HOBOKEN, NJ—There are several moments in history that have reaffirmed music’s ability to bring people together, regardless of their age, gender or beliefs. Outside of the extravagant, culture-shifting events, such as Woodstock and Live Aid, countless artists are supporting and driving awareness for their own personal causes. For example, indie up-and-comers Cymbals Eat Guitars performed a groundbreaking set at The Project Matters’ annual benefit show, which took place Aug. 10, 2012 at Maxwell’s in Hoboken.
The Project Matters was developed to help provide education, guidance and mentorship to aspiring artists 21 years old and below throughout New Jersey. Developed by Karen High in memory of her son, Benjamin, The Project Matters has successfully developed an ever-growing network of up-and-coming artists, all of whom joined together at Maxwell’s to perform in memory Benjamin and the songs he wrote for his band, Green Arrows.
Joining Cymbals Eat Guitars at the sold-out show were Justin and Alina, a rambunctious and passionate brother-sister duo that held their own in a pseudo-acoustic pop set. Justin and Alina, who are 19 and 16 years old, respectively, had confidence and spunk as the show’s openers. Between Alina’s mature demeanor and even more promising vocal skills, it was hard to believe that she is still a teenager.
While Justin and Alina successfully cater to young pop lovers, Thomas Wesley Stern creates a hypnotizing concoction of Americana and folk complete with a banjo. Hailing from Jackson, NJ, the five-piece had the stage presence and energy perfectly reflective of their music: a little laid back, but musically concise and enthralling. The band’s stellar harmonies and on-stage chemistry made their set even more genuine, rather than a try-hard attempt to cash in on the Americana/folk revival that’s currently taking place in the music world.
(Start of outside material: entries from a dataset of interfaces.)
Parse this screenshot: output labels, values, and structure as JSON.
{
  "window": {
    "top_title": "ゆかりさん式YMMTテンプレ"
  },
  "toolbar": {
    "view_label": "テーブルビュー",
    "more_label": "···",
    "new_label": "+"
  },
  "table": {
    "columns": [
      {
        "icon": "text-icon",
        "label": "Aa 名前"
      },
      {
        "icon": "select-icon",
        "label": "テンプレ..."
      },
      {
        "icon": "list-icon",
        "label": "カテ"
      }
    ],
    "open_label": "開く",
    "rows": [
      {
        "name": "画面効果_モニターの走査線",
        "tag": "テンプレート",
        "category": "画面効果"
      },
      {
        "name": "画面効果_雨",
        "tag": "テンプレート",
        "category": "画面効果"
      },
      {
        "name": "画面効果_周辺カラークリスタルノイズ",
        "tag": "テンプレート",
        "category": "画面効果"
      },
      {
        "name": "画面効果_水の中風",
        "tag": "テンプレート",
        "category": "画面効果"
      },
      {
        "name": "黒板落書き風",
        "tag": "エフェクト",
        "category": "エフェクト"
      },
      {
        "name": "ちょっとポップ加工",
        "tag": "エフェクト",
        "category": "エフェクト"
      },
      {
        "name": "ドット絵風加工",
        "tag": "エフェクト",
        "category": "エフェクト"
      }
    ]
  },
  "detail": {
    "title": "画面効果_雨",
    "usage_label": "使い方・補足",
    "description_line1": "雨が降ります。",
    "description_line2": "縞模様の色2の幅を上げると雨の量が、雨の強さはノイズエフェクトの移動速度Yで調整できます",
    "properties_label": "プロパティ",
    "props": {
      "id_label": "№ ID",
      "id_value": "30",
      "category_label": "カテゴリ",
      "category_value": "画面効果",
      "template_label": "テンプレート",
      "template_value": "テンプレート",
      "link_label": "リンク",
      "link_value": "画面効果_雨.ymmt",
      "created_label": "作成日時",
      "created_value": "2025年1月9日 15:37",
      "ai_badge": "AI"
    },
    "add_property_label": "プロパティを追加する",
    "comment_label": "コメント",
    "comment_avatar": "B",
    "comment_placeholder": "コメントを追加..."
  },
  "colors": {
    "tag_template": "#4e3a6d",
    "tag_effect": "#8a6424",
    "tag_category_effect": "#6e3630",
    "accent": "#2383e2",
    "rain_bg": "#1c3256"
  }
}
Mitchell Grey, a New York-based four-piece followed up Thomas Wesley Stern’s Americana tracks with an indie pop fueled set. While Mitchell Grey isn’t an honoree of The Project Matters, they are firm supporters of the cause: the band opened for Escape Directors several times, who were the first band under the foundation’s umbrella. During their all-too-quick set, Mitchell Grey showcased the best of their debut opus, On The Stellar Way, closing out with their catchy single “Heartstrings.” Throughout their performance, vocalist Ryan Bandong bantered with the audience and egged them on to sing and dance along, while guitarist Joseph Diaz eagerly supported him. Bassist Napon Pintong and drummer Matt Pana were a bit more subdued in their performances, but still delivered spot-on instrumentals.
It was Cymbals Eat Guitars, though, that truly stole the night, enveloping the entire venue, and hypnotizing concertgoers with tracks from their discography. Joseph D’Agostino (guitar/lead vocals), Matt Whipple (bass guitar/vocals), Brian Hamilton (keyboards/vocals) and Matthew Miller (drums) seemed to be more intent and focused on their performance, rather than displaying vivacious showmanship. However, that is what makes the men of Cymbals Eat Guitars so intriguing and respectable: their continued focus and dedication to giving viewers a top-notch show consistent to their albums, which have put them on the “must-watch” list for countless critics. At the end of Cymbals Eat Guitars’ set, D’Agostino, a longtime friend of Benjamin High, took the stage on his own. Clearly torn up by emotion, the vocalist gave a gut-wrenching, honest performance—just him and his guitar—in memory of his friend, and in continual support of the Project Matters.